WORK TO COMPLETE
Make a verbatim copy of the records; pictures stay out.

Data about app and page elements
------------------------

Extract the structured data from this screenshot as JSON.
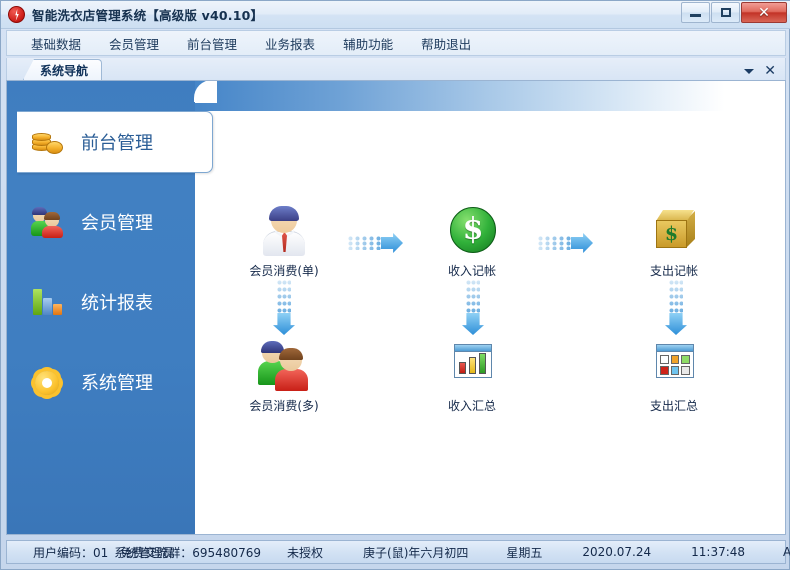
{
  "window": {
    "title": "智能洗衣店管理系统【高级版 v40.10】",
    "app_icon": "lightning-bolt-icon",
    "controls": {
      "minimize": "–",
      "maximize": "□",
      "close": "✕"
    }
  },
  "menubar": {
    "items": [
      {
        "label": "基础数据"
      },
      {
        "label": "会员管理"
      },
      {
        "label": "前台管理"
      },
      {
        "label": "业务报表"
      },
      {
        "label": "辅助功能"
      },
      {
        "label": "帮助退出"
      }
    ]
  },
  "tabstrip": {
    "tabs": [
      {
        "label": "系统导航",
        "active": true
      }
    ],
    "caret": "▾",
    "close": "✕"
  },
  "sidebar": {
    "items": [
      {
        "label": "前台管理",
        "icon": "coins-icon",
        "active": true
      },
      {
        "label": "会员管理",
        "icon": "two-people-icon",
        "active": false
      },
      {
        "label": "统计报表",
        "icon": "bar-chart-icon",
        "active": false
      },
      {
        "label": "系统管理",
        "icon": "gear-icon",
        "active": false
      }
    ]
  },
  "workflow": {
    "nodes": [
      {
        "id": "member-consume-single",
        "label": "会员消费(单)",
        "icon": "businessman-icon"
      },
      {
        "id": "income-record",
        "label": "收入记帐",
        "icon": "green-dollar-circle-icon"
      },
      {
        "id": "expense-record",
        "label": "支出记帐",
        "icon": "gold-box-dollar-icon"
      },
      {
        "id": "member-consume-multi",
        "label": "会员消费(多)",
        "icon": "two-people-icon"
      },
      {
        "id": "income-summary",
        "label": "收入汇总",
        "icon": "chart-window-icon"
      },
      {
        "id": "expense-summary",
        "label": "支出汇总",
        "icon": "grid-window-icon"
      }
    ],
    "arrows": [
      {
        "id": "arrow-1",
        "direction": "right"
      },
      {
        "id": "arrow-2",
        "direction": "right"
      },
      {
        "id": "arrow-3",
        "direction": "down"
      },
      {
        "id": "arrow-4",
        "direction": "down"
      },
      {
        "id": "arrow-5",
        "direction": "down"
      }
    ]
  },
  "statusbar": {
    "user_code": "用户编码：01",
    "role": "系统管理员",
    "qq_group": "免费交流群：695480769",
    "license": "未授权",
    "lunar_date": "庚子(鼠)年六月初四",
    "weekday": "星期五",
    "date": "2020.07.24",
    "time": "11:37:48",
    "database": "Access"
  },
  "colors": {
    "sidebar_blue": "#3f7dc0",
    "accent_blue": "#2e8fd8",
    "title_text": "#16314f",
    "close_red": "#c33327"
  }
}
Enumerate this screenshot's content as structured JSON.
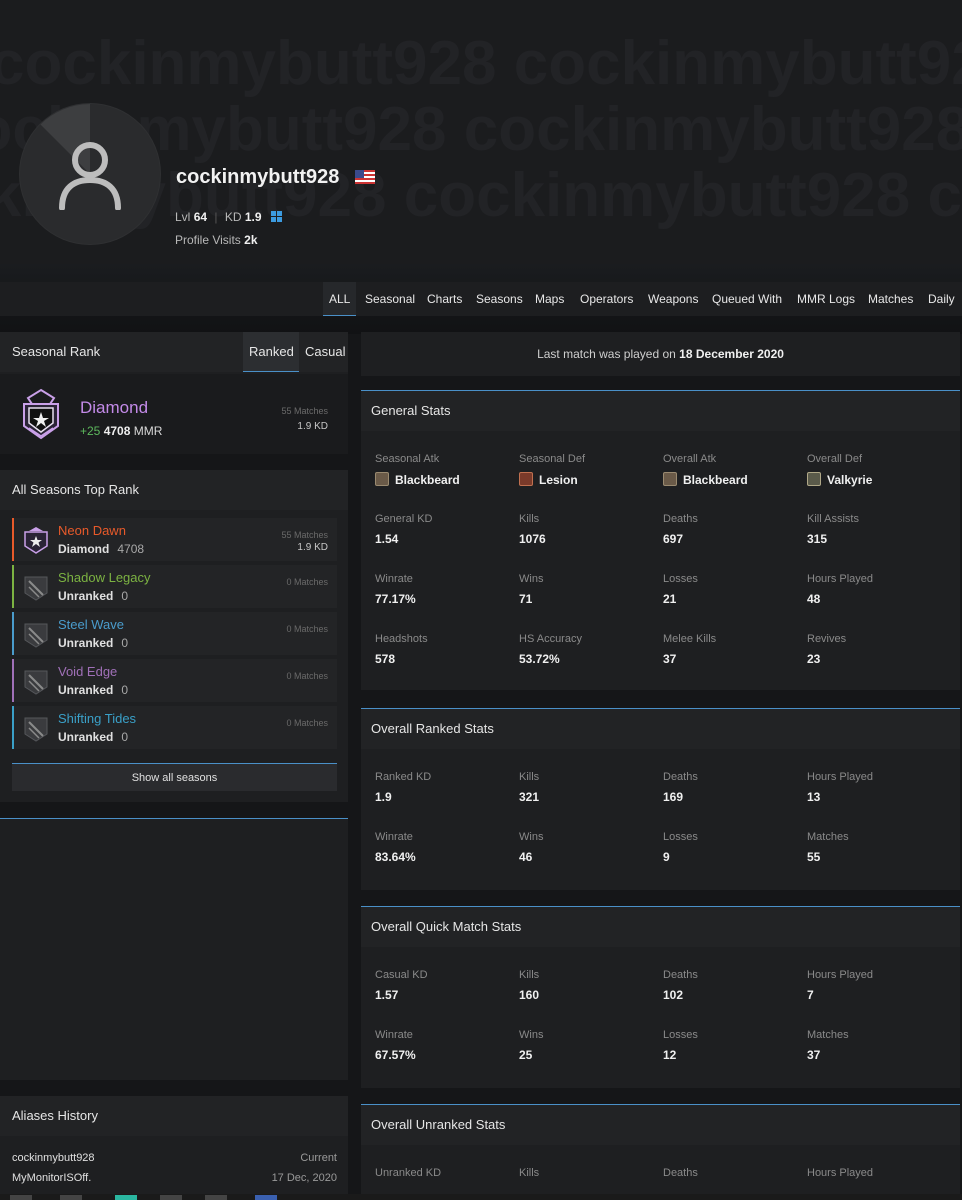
{
  "profile": {
    "username": "cockinmybutt928",
    "watermark": "cockinmybutt928 cockinmybutt928 cockinmybutt928",
    "level_label": "Lvl",
    "level": "64",
    "kd_label": "KD",
    "kd": "1.9",
    "visits_label": "Profile Visits",
    "visits": "2k"
  },
  "tabs": [
    "ALL",
    "Seasonal",
    "Charts",
    "Seasons",
    "Maps",
    "Operators",
    "Weapons",
    "Queued With",
    "MMR Logs",
    "Matches",
    "Daily"
  ],
  "seasonal_rank": {
    "title": "Seasonal Rank",
    "toggle_ranked": "Ranked",
    "toggle_casual": "Casual",
    "rank": "Diamond",
    "mmr_change": "+25",
    "mmr": "4708",
    "mmr_label": "MMR",
    "matches": "55 Matches",
    "kd": "1.9 KD"
  },
  "all_seasons": {
    "title": "All Seasons Top Rank",
    "items": [
      {
        "season": "Neon Dawn",
        "rank": "Diamond",
        "mmr": "4708",
        "matches": "55 Matches",
        "kd": "1.9 KD",
        "color": "#e85a2a"
      },
      {
        "season": "Shadow Legacy",
        "rank": "Unranked",
        "mmr": "0",
        "matches": "0 Matches",
        "kd": "",
        "color": "#7cb342"
      },
      {
        "season": "Steel Wave",
        "rank": "Unranked",
        "mmr": "0",
        "matches": "0 Matches",
        "kd": "",
        "color": "#4a9ccc"
      },
      {
        "season": "Void Edge",
        "rank": "Unranked",
        "mmr": "0",
        "matches": "0 Matches",
        "kd": "",
        "color": "#a070b8"
      },
      {
        "season": "Shifting Tides",
        "rank": "Unranked",
        "mmr": "0",
        "matches": "0 Matches",
        "kd": "",
        "color": "#3aa0c8"
      }
    ],
    "show_all": "Show all seasons"
  },
  "last_match": {
    "prefix": "Last match was played on",
    "date": "18 December 2020"
  },
  "general_stats": {
    "title": "General Stats",
    "cells": [
      {
        "label": "Seasonal Atk",
        "value": "Blackbeard",
        "op": true
      },
      {
        "label": "Seasonal Def",
        "value": "Lesion",
        "op": true
      },
      {
        "label": "Overall Atk",
        "value": "Blackbeard",
        "op": true
      },
      {
        "label": "Overall Def",
        "value": "Valkyrie",
        "op": true
      },
      {
        "label": "General KD",
        "value": "1.54"
      },
      {
        "label": "Kills",
        "value": "1076"
      },
      {
        "label": "Deaths",
        "value": "697"
      },
      {
        "label": "Kill Assists",
        "value": "315"
      },
      {
        "label": "Winrate",
        "value": "77.17%"
      },
      {
        "label": "Wins",
        "value": "71"
      },
      {
        "label": "Losses",
        "value": "21"
      },
      {
        "label": "Hours Played",
        "value": "48"
      },
      {
        "label": "Headshots",
        "value": "578"
      },
      {
        "label": "HS Accuracy",
        "value": "53.72%"
      },
      {
        "label": "Melee Kills",
        "value": "37"
      },
      {
        "label": "Revives",
        "value": "23"
      }
    ]
  },
  "ranked_stats": {
    "title": "Overall Ranked Stats",
    "cells": [
      {
        "label": "Ranked KD",
        "value": "1.9"
      },
      {
        "label": "Kills",
        "value": "321"
      },
      {
        "label": "Deaths",
        "value": "169"
      },
      {
        "label": "Hours Played",
        "value": "13"
      },
      {
        "label": "Winrate",
        "value": "83.64%"
      },
      {
        "label": "Wins",
        "value": "46"
      },
      {
        "label": "Losses",
        "value": "9"
      },
      {
        "label": "Matches",
        "value": "55"
      }
    ]
  },
  "quick_stats": {
    "title": "Overall Quick Match Stats",
    "cells": [
      {
        "label": "Casual KD",
        "value": "1.57"
      },
      {
        "label": "Kills",
        "value": "160"
      },
      {
        "label": "Deaths",
        "value": "102"
      },
      {
        "label": "Hours Played",
        "value": "7"
      },
      {
        "label": "Winrate",
        "value": "67.57%"
      },
      {
        "label": "Wins",
        "value": "25"
      },
      {
        "label": "Losses",
        "value": "12"
      },
      {
        "label": "Matches",
        "value": "37"
      }
    ]
  },
  "unranked_stats": {
    "title": "Overall Unranked Stats",
    "cells": [
      {
        "label": "Unranked KD",
        "value": ""
      },
      {
        "label": "Kills",
        "value": ""
      },
      {
        "label": "Deaths",
        "value": ""
      },
      {
        "label": "Hours Played",
        "value": ""
      }
    ]
  },
  "aliases": {
    "title": "Aliases History",
    "items": [
      {
        "name": "cockinmybutt928",
        "when": "Current"
      },
      {
        "name": "MyMonitorISOff.",
        "when": "17 Dec, 2020"
      }
    ]
  },
  "colors": {
    "accent": "#4a90c8",
    "diamond": "#c38ae8",
    "positive": "#5db85d"
  }
}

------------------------

EXPECTED OUTPUT
Extract the structured data from this screenshot as JSON.
{
  "window": {
    "title": "智能洗衣店管理系统【高级版 v40.10】",
    "app_icon": "lightning-bolt-icon",
    "controls": {
      "minimize": "–",
      "maximize": "□",
      "close": "✕"
    }
  },
  "menubar": {
    "items": [
      {
        "label": "基础数据"
      },
      {
        "label": "会员管理"
      },
      {
        "label": "前台管理"
      },
      {
        "label": "业务报表"
      },
      {
        "label": "辅助功能"
      },
      {
        "label": "帮助退出"
      }
    ]
  },
  "tabstrip": {
    "tabs": [
      {
        "label": "系统导航",
        "active": true
      }
    ],
    "caret": "▾",
    "close": "✕"
  },
  "sidebar": {
    "items": [
      {
        "label": "前台管理",
        "icon": "coins-icon",
        "active": true
      },
      {
        "label": "会员管理",
        "icon": "two-people-icon",
        "active": false
      },
      {
        "label": "统计报表",
        "icon": "bar-chart-icon",
        "active": false
      },
      {
        "label": "系统管理",
        "icon": "gear-icon",
        "active": false
      }
    ]
  },
  "workflow": {
    "nodes": [
      {
        "id": "member-consume-single",
        "label": "会员消费(单)",
        "icon": "businessman-icon"
      },
      {
        "id": "income-record",
        "label": "收入记帐",
        "icon": "green-dollar-circle-icon"
      },
      {
        "id": "expense-record",
        "label": "支出记帐",
        "icon": "gold-box-dollar-icon"
      },
      {
        "id": "member-consume-multi",
        "label": "会员消费(多)",
        "icon": "two-people-icon"
      },
      {
        "id": "income-summary",
        "label": "收入汇总",
        "icon": "chart-window-icon"
      },
      {
        "id": "expense-summary",
        "label": "支出汇总",
        "icon": "grid-window-icon"
      }
    ],
    "arrows": [
      {
        "id": "arrow-1",
        "direction": "right"
      },
      {
        "id": "arrow-2",
        "direction": "right"
      },
      {
        "id": "arrow-3",
        "direction": "down"
      },
      {
        "id": "arrow-4",
        "direction": "down"
      },
      {
        "id": "arrow-5",
        "direction": "down"
      }
    ]
  },
  "statusbar": {
    "user_code": "用户编码：01",
    "role": "系统管理员",
    "qq_group": "免费交流群：695480769",
    "license": "未授权",
    "lunar_date": "庚子(鼠)年六月初四",
    "weekday": "星期五",
    "date": "2020.07.24",
    "time": "11:37:48",
    "database": "Access"
  },
  "colors": {
    "sidebar_blue": "#3f7dc0",
    "accent_blue": "#2e8fd8",
    "title_text": "#16314f",
    "close_red": "#c33327"
  }
}
Enumerate this screenshot's content as structured JSON.
{
  "profile": {
    "username": "cockinmybutt928",
    "watermark": "cockinmybutt928 cockinmybutt928 cockinmybutt928",
    "level_label": "Lvl",
    "level": "64",
    "kd_label": "KD",
    "kd": "1.9",
    "visits_label": "Profile Visits",
    "visits": "2k"
  },
  "tabs": [
    "ALL",
    "Seasonal",
    "Charts",
    "Seasons",
    "Maps",
    "Operators",
    "Weapons",
    "Queued With",
    "MMR Logs",
    "Matches",
    "Daily"
  ],
  "seasonal_rank": {
    "title": "Seasonal Rank",
    "toggle_ranked": "Ranked",
    "toggle_casual": "Casual",
    "rank": "Diamond",
    "mmr_change": "+25",
    "mmr": "4708",
    "mmr_label": "MMR",
    "matches": "55 Matches",
    "kd": "1.9 KD"
  },
  "all_seasons": {
    "title": "All Seasons Top Rank",
    "items": [
      {
        "season": "Neon Dawn",
        "rank": "Diamond",
        "mmr": "4708",
        "matches": "55 Matches",
        "kd": "1.9 KD",
        "color": "#e85a2a"
      },
      {
        "season": "Shadow Legacy",
        "rank": "Unranked",
        "mmr": "0",
        "matches": "0 Matches",
        "kd": "",
        "color": "#7cb342"
      },
      {
        "season": "Steel Wave",
        "rank": "Unranked",
        "mmr": "0",
        "matches": "0 Matches",
        "kd": "",
        "color": "#4a9ccc"
      },
      {
        "season": "Void Edge",
        "rank": "Unranked",
        "mmr": "0",
        "matches": "0 Matches",
        "kd": "",
        "color": "#a070b8"
      },
      {
        "season": "Shifting Tides",
        "rank": "Unranked",
        "mmr": "0",
        "matches": "0 Matches",
        "kd": "",
        "color": "#3aa0c8"
      }
    ],
    "show_all": "Show all seasons"
  },
  "last_match": {
    "prefix": "Last match was played on",
    "date": "18 December 2020"
  },
  "general_stats": {
    "title": "General Stats",
    "cells": [
      {
        "label": "Seasonal Atk",
        "value": "Blackbeard",
        "op": true
      },
      {
        "label": "Seasonal Def",
        "value": "Lesion",
        "op": true
      },
      {
        "label": "Overall Atk",
        "value": "Blackbeard",
        "op": true
      },
      {
        "label": "Overall Def",
        "value": "Valkyrie",
        "op": true
      },
      {
        "label": "General KD",
        "value": "1.54"
      },
      {
        "label": "Kills",
        "value": "1076"
      },
      {
        "label": "Deaths",
        "value": "697"
      },
      {
        "label": "Kill Assists",
        "value": "315"
      },
      {
        "label": "Winrate",
        "value": "77.17%"
      },
      {
        "label": "Wins",
        "value": "71"
      },
      {
        "label": "Losses",
        "value": "21"
      },
      {
        "label": "Hours Played",
        "value": "48"
      },
      {
        "label": "Headshots",
        "value": "578"
      },
      {
        "label": "HS Accuracy",
        "value": "53.72%"
      },
      {
        "label": "Melee Kills",
        "value": "37"
      },
      {
        "label": "Revives",
        "value": "23"
      }
    ]
  },
  "ranked_stats": {
    "title": "Overall Ranked Stats",
    "cells": [
      {
        "label": "Ranked KD",
        "value": "1.9"
      },
      {
        "label": "Kills",
        "value": "321"
      },
      {
        "label": "Deaths",
        "value": "169"
      },
      {
        "label": "Hours Played",
        "value": "13"
      },
      {
        "label": "Winrate",
        "value": "83.64%"
      },
      {
        "label": "Wins",
        "value": "46"
      },
      {
        "label": "Losses",
        "value": "9"
      },
      {
        "label": "Matches",
        "value": "55"
      }
    ]
  },
  "quick_stats": {
    "title": "Overall Quick Match Stats",
    "cells": [
      {
        "label": "Casual KD",
        "value": "1.57"
      },
      {
        "label": "Kills",
        "value": "160"
      },
      {
        "label": "Deaths",
        "value": "102"
      },
      {
        "label": "Hours Played",
        "value": "7"
      },
      {
        "label": "Winrate",
        "value": "67.57%"
      },
      {
        "label": "Wins",
        "value": "25"
      },
      {
        "label": "Losses",
        "value": "12"
      },
      {
        "label": "Matches",
        "value": "37"
      }
    ]
  },
  "unranked_stats": {
    "title": "Overall Unranked Stats",
    "cells": [
      {
        "label": "Unranked KD",
        "value": ""
      },
      {
        "label": "Kills",
        "value": ""
      },
      {
        "label": "Deaths",
        "value": ""
      },
      {
        "label": "Hours Played",
        "value": ""
      }
    ]
  },
  "aliases": {
    "title": "Aliases History",
    "items": [
      {
        "name": "cockinmybutt928",
        "when": "Current"
      },
      {
        "name": "MyMonitorISOff.",
        "when": "17 Dec, 2020"
      }
    ]
  },
  "colors": {
    "accent": "#4a90c8",
    "diamond": "#c38ae8",
    "positive": "#5db85d"
  }
}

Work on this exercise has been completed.